The purpose of Women in Stem Ambassadors (WiSA) is to increase the participation and advancement of women in science, technology, engineering, and math fields through outreach to the local community as well as undergraduate and graduate students. Women in Stem Ambassadors (WiSA) is a community of women wishing to enrich their own lives and also give back to the community. We organize educational and social events for members while also planning outreach events for the wider community.


The University of Iowa Electrochemical Society (ECS) student chapter, founded in 2014, is a student affiliate of the ECS. The aim of the chapter is to promote awareness and advancement of electrochemical science and technology and includes both graduate and undergraduate students, but all interested researchers are welcome. Our mission activities include outreach, hosting visiting professionals, on-campus volunteering, and participation in international ECS conferences. Involvement in Chapter activities supports student networking and the sharing of research knowledge. The ECS conducts regular meetings and provides opportunities for student fellowships, student travel grants, student poster awards, networking, job postings, and open access to all ECS publications. Please contact Anthony Lucio ( for more information

Career resources for UI undergraduate students

The Pomerantz Career Center provides high-quality resources and services to students, alumni, and employers. The site has information designed to help you move through the various stages of the job search process, including the Handshake@UIowa website as well as information on upcoming employer visits, internships, and careers after college.

Meet with a career coach

Plan for your future.

All undergraduates can meet with a career coach to explore interests, skills, strengths, and values as you plan for after graduation.

Schedule an Appointment

Participate in a mock interview

Practice, practice, practice.

Experience first-hand what an interview might be like by participating in a Mock Interview where you can practice interviewing, ask questions about the interview process, and be critiqued by volunteer employers from surrounding communities.

Sign Up for a Mock Interview

Attend a career fair

Find your next opportunity.

Network with employers and learn more about job and career opportunities in a variety of areas right here on campus.

Attend a Career Fair

Write an effective resume

Stand out to future employers.

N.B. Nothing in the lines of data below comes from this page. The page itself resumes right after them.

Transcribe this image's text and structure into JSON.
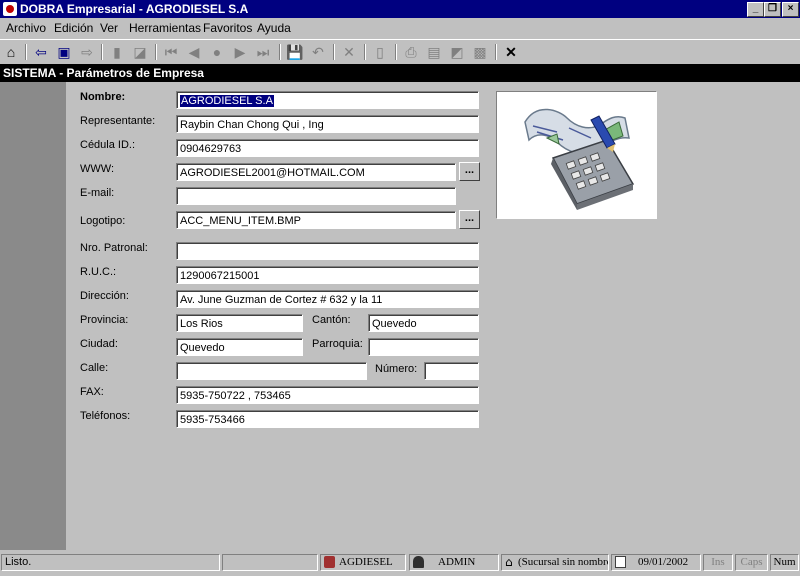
{
  "window": {
    "title": "DOBRA Empresarial - AGRODIESEL S.A"
  },
  "menu": [
    "Archivo",
    "Edición",
    "Ver",
    "Herramientas",
    "Favoritos",
    "Ayuda"
  ],
  "module": {
    "title": "SISTEMA - Parámetros de Empresa"
  },
  "form": {
    "nombre": {
      "label": "Nombre:",
      "value": "AGRODIESEL S.A"
    },
    "representante": {
      "label": "Representante:",
      "value": "Raybin Chan Chong Qui , Ing"
    },
    "cedula": {
      "label": "Cédula ID.:",
      "value": "0904629763"
    },
    "www": {
      "label": "WWW:",
      "value": "AGRODIESEL2001@HOTMAIL.COM"
    },
    "email": {
      "label": "E-mail:",
      "value": ""
    },
    "logotipo": {
      "label": "Logotipo:",
      "value": "ACC_MENU_ITEM.BMP"
    },
    "patronal": {
      "label": "Nro. Patronal:",
      "value": ""
    },
    "ruc": {
      "label": "R.U.C.:",
      "value": "1290067215001"
    },
    "direccion": {
      "label": "Dirección:",
      "value": "Av. June Guzman de Cortez # 632 y la 11"
    },
    "provincia": {
      "label": "Provincia:",
      "value": "Los Rios"
    },
    "canton": {
      "label": "Cantón:",
      "value": "Quevedo"
    },
    "ciudad": {
      "label": "Ciudad:",
      "value": "Quevedo"
    },
    "parroquia": {
      "label": "Parroquia:",
      "value": ""
    },
    "calle": {
      "label": "Calle:",
      "value": ""
    },
    "numero": {
      "label": "Número:",
      "value": ""
    },
    "fax": {
      "label": "FAX:",
      "value": "5935-750722 , 753465"
    },
    "telefonos": {
      "label": "Teléfonos:",
      "value": "5935-753466"
    },
    "browse_label": "..."
  },
  "status": {
    "message": "Listo.",
    "company": "AGDIESEL",
    "user": "ADMIN",
    "branch": "(Sucursal sin nombre)",
    "date": "09/01/2002",
    "ins": "Ins",
    "caps": "Caps",
    "num": "Num"
  },
  "colors": {
    "titlebar": "#000080",
    "module_title": "#000000",
    "face": "#c0c0c0",
    "sidebar": "#8a8a8a"
  }
}
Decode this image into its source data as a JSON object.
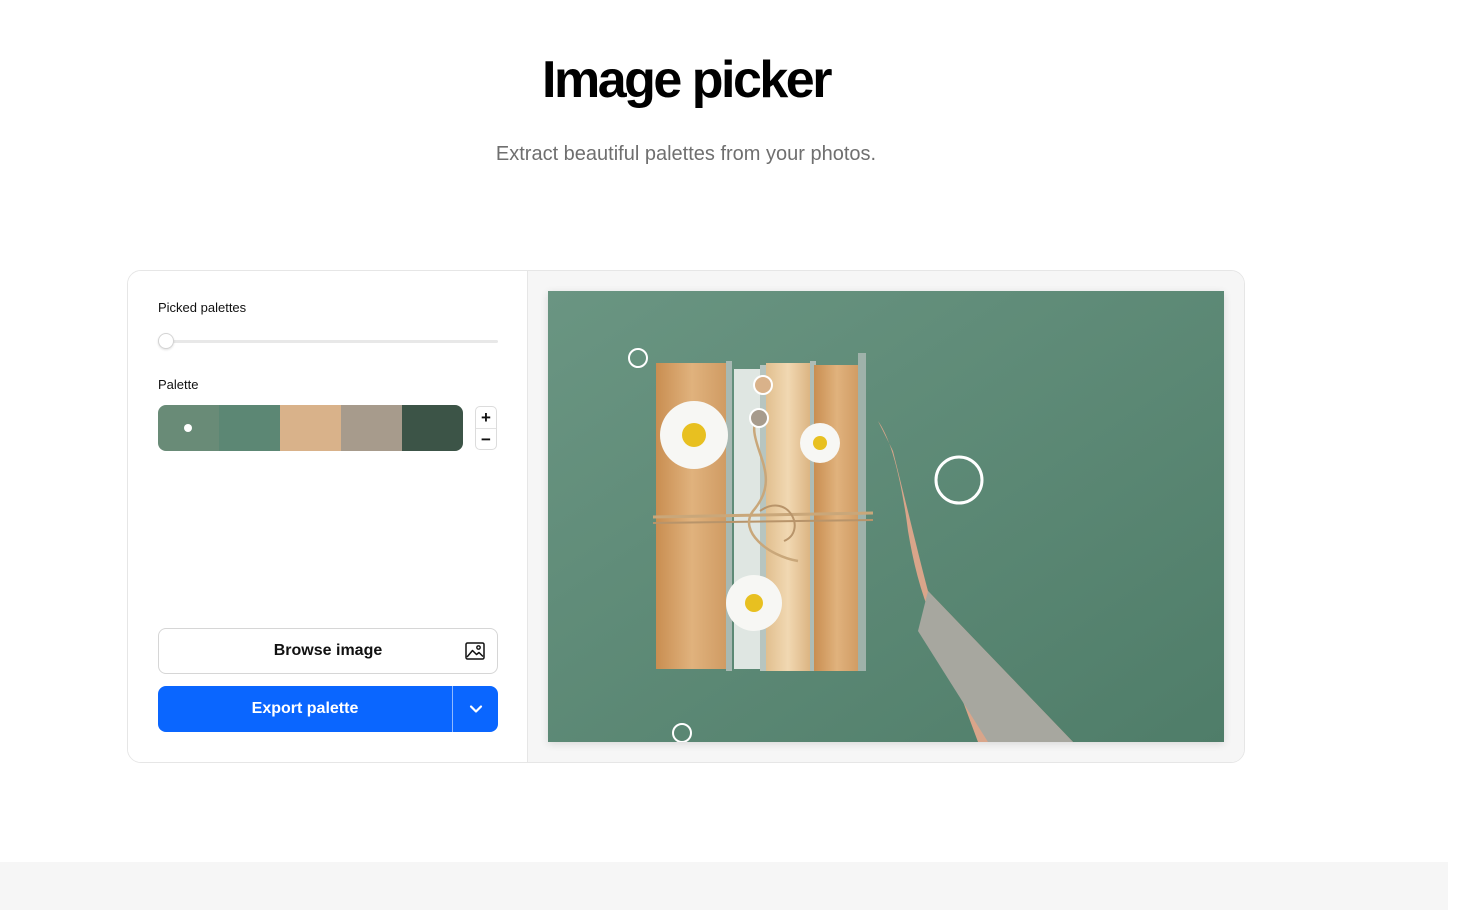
{
  "header": {
    "title": "Image picker",
    "subtitle": "Extract beautiful palettes from your photos."
  },
  "sidebar": {
    "picked_palettes_label": "Picked palettes",
    "picked_palettes_value": 0,
    "palette_label": "Palette",
    "palette": [
      {
        "color": "#698b77",
        "selected": true
      },
      {
        "color": "#5c8774",
        "selected": false
      },
      {
        "color": "#d9b28a",
        "selected": false
      },
      {
        "color": "#a79b8c",
        "selected": false
      },
      {
        "color": "#3c5447",
        "selected": false
      }
    ],
    "add_color": "+",
    "remove_color": "−",
    "browse_label": "Browse image",
    "browse_icon": "image-icon",
    "export_label": "Export palette",
    "export_menu_icon": "chevron-down-icon"
  },
  "photo": {
    "subject": "stack of books tied with twine and daisies, hand on green background",
    "background_color": "#5e8c77"
  },
  "colors": {
    "accent": "#0a66ff",
    "panel_background": "#f6f6f6",
    "border": "#e6e6e6"
  }
}
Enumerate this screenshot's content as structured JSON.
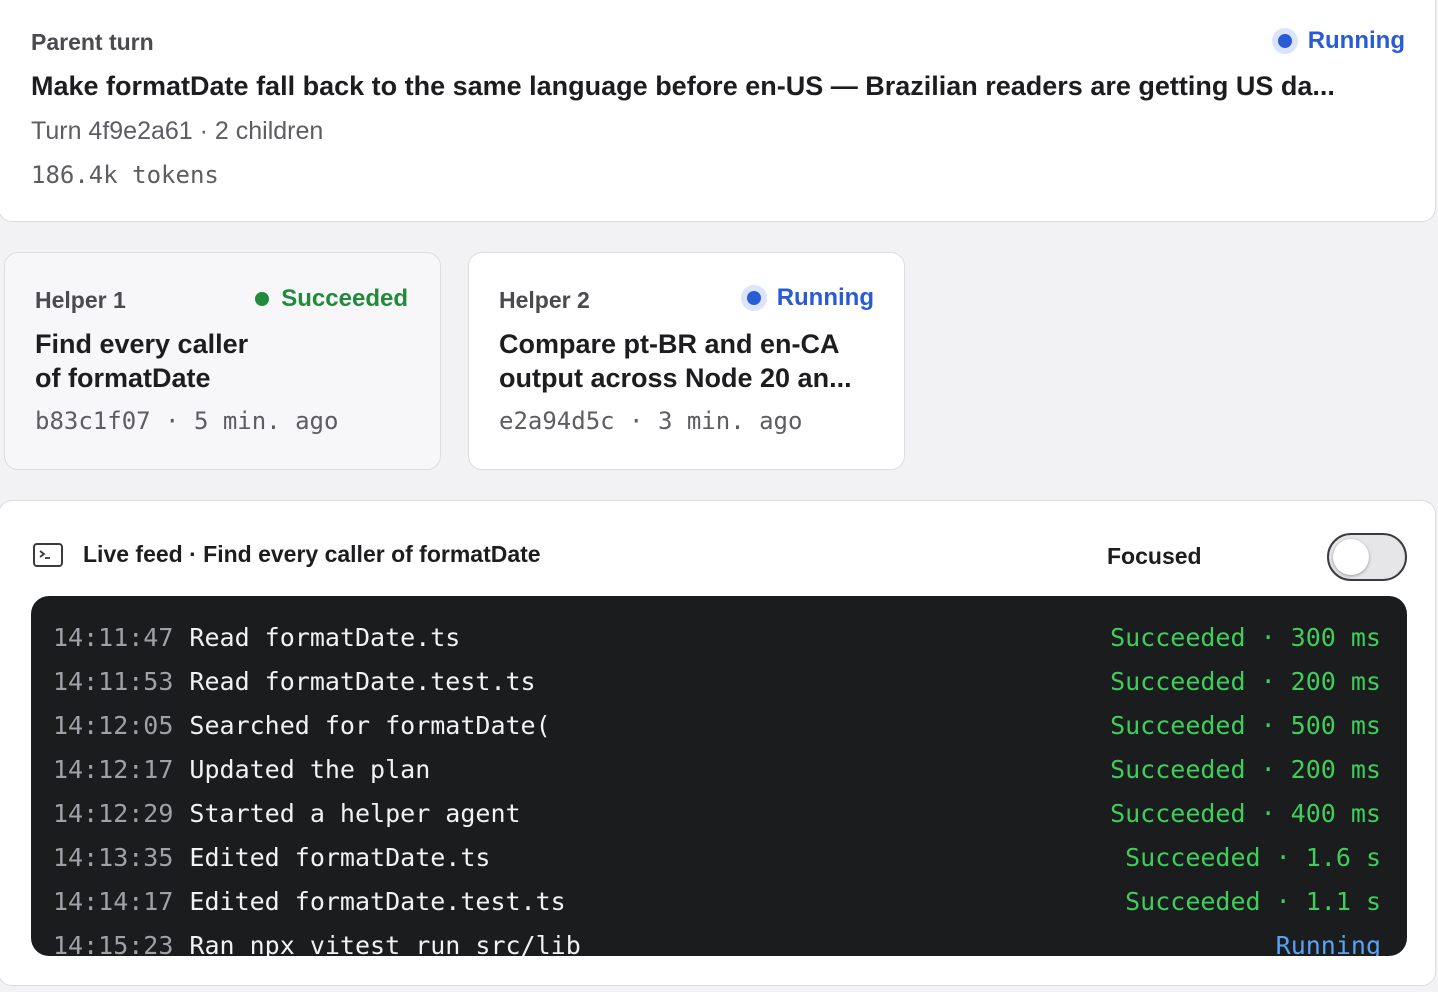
{
  "parent": {
    "eyebrow": "Parent turn",
    "status": "Running",
    "title": "Make formatDate fall back to the same language before en-US — Brazilian readers are getting US da...",
    "meta": "Turn 4f9e2a61 · 2 children",
    "tokens": "186.4k tokens"
  },
  "helpers": [
    {
      "eyebrow": "Helper 1",
      "status": "Succeeded",
      "title_line1": "Find every caller",
      "title_line2": "of formatDate",
      "meta": "b83c1f07 · 5 min. ago"
    },
    {
      "eyebrow": "Helper 2",
      "status": "Running",
      "title_line1": "Compare pt-BR and en-CA",
      "title_line2": "output across Node 20 an...",
      "meta": "e2a94d5c · 3 min. ago"
    }
  ],
  "feed": {
    "title": "Live feed · Find every caller of formatDate",
    "focused_label": "Focused",
    "focused_on": false,
    "rows": [
      {
        "time": "14:11:47",
        "message": "Read formatDate.ts",
        "status": "Succeeded · 300 ms"
      },
      {
        "time": "14:11:53",
        "message": "Read formatDate.test.ts",
        "status": "Succeeded · 200 ms"
      },
      {
        "time": "14:12:05",
        "message": "Searched for formatDate(",
        "status": "Succeeded · 500 ms"
      },
      {
        "time": "14:12:17",
        "message": "Updated the plan",
        "status": "Succeeded · 200 ms"
      },
      {
        "time": "14:12:29",
        "message": "Started a helper agent",
        "status": "Succeeded · 400 ms"
      },
      {
        "time": "14:13:35",
        "message": "Edited formatDate.ts",
        "status": "Succeeded · 1.6 s"
      },
      {
        "time": "14:14:17",
        "message": "Edited formatDate.test.ts",
        "status": "Succeeded · 1.1 s"
      },
      {
        "time": "14:15:23",
        "message": "Ran npx vitest run src/lib",
        "status": "Running"
      }
    ]
  },
  "colors": {
    "running": "#2a5bd7",
    "succeeded": "#228a3b",
    "terminal_bg": "#1b1c1e",
    "terminal_success": "#3ecf5a",
    "terminal_running": "#5aa2f5"
  }
}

Learn the level of detail needed to get noticed in the applicant pool and by Applicant Tracking Systems (ATS) software, including tips on how to format your resume, effective use of power verbs, a formula for crafting bullet points, and more.

Get Started with Resumes

Find or create an internship

Get on-the-job experience.

We'll guide you through the process of finding an internship, creating your own opportunity, and evaluating internship offers.

Find Your Internship

Explore majors and careers

Start the career exploration process.

Learn more about how your personal attributes impact potential success and satisfaction with different career options and work environments. Or, start by exploring career fields and find majors that align with your interests and skills.

Take a Career Assessment